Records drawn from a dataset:
----

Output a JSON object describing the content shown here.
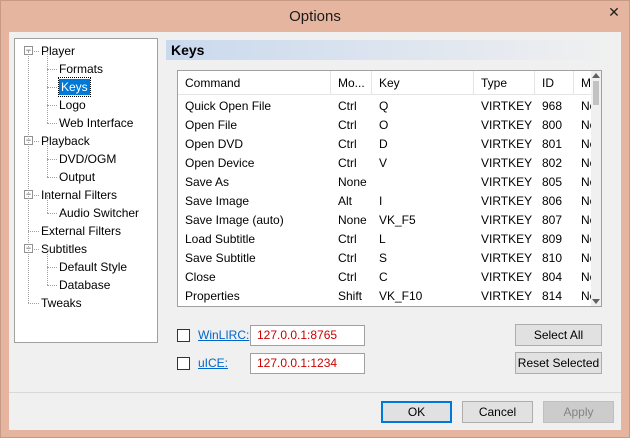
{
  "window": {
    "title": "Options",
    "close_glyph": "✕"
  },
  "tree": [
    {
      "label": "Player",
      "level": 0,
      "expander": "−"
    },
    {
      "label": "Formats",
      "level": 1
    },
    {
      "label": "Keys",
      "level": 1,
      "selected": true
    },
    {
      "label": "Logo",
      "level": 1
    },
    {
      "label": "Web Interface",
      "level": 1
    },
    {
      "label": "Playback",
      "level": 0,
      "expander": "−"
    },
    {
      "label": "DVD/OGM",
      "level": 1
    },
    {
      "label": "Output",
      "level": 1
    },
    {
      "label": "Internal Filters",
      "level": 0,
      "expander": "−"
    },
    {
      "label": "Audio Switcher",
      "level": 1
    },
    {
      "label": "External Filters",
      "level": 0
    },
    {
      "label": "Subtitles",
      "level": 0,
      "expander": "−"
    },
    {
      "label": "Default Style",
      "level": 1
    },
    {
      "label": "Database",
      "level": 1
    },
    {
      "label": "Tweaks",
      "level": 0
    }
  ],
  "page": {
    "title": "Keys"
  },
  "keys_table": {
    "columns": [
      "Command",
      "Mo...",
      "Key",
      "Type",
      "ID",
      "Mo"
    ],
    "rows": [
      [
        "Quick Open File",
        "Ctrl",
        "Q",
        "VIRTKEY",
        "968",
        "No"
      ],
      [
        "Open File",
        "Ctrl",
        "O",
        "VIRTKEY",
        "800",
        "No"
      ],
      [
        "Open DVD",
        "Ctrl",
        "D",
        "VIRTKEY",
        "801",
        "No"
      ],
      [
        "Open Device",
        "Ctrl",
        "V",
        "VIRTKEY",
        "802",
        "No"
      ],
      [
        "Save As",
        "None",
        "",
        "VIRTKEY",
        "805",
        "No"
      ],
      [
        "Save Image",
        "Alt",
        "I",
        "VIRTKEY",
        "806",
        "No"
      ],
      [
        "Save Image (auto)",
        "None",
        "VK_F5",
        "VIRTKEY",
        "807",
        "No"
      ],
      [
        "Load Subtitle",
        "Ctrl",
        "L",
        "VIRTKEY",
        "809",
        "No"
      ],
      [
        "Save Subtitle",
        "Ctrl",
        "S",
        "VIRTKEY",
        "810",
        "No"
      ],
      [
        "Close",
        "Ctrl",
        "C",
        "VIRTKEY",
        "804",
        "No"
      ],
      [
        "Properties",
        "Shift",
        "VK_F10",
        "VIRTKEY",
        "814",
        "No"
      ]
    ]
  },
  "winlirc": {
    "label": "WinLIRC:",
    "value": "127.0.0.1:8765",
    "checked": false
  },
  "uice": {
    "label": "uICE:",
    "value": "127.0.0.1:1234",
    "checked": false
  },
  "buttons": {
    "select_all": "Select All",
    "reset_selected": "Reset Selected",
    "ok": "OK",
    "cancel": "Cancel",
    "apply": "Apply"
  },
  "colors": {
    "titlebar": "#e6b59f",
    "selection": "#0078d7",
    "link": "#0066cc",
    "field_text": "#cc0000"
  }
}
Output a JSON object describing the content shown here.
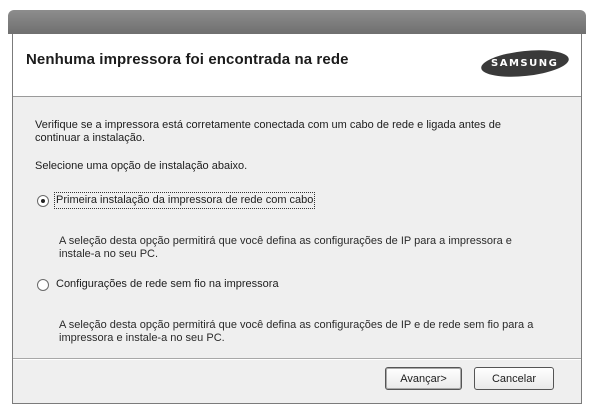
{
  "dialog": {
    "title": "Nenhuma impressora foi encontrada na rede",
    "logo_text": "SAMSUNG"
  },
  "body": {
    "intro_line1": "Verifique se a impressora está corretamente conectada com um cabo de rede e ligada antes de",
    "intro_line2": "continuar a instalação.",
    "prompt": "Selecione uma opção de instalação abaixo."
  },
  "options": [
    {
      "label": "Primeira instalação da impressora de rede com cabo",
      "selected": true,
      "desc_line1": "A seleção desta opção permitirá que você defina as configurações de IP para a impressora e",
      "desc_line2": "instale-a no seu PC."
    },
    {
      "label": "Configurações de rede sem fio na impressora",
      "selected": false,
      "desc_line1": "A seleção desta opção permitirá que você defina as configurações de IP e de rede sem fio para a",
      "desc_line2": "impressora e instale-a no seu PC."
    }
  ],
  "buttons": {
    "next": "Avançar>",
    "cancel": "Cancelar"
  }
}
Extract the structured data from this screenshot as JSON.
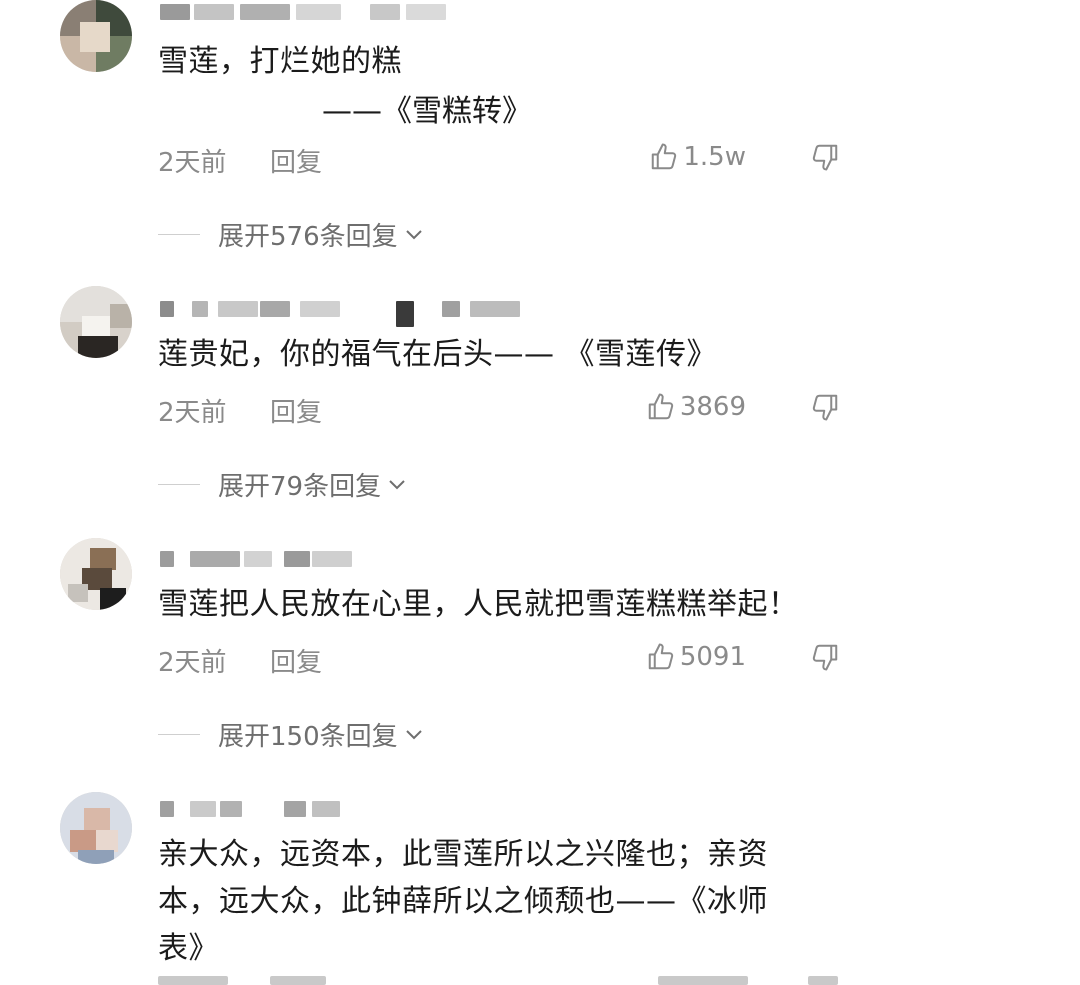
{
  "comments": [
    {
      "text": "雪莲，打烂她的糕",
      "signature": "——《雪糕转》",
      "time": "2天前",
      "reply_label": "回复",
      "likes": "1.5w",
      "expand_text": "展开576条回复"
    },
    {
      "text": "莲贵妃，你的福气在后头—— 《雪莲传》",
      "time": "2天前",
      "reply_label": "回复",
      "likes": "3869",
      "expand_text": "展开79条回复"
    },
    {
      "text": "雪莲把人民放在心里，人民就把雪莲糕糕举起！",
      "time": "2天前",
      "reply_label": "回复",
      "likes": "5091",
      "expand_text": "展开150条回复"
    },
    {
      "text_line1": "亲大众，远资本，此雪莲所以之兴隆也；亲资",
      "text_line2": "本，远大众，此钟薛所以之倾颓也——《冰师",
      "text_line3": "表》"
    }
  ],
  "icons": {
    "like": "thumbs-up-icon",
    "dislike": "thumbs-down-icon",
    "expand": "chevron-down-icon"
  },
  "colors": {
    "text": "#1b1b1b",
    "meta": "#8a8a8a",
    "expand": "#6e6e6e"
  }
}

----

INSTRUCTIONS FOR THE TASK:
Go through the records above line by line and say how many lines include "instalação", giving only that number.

TASK OUTPUT:
3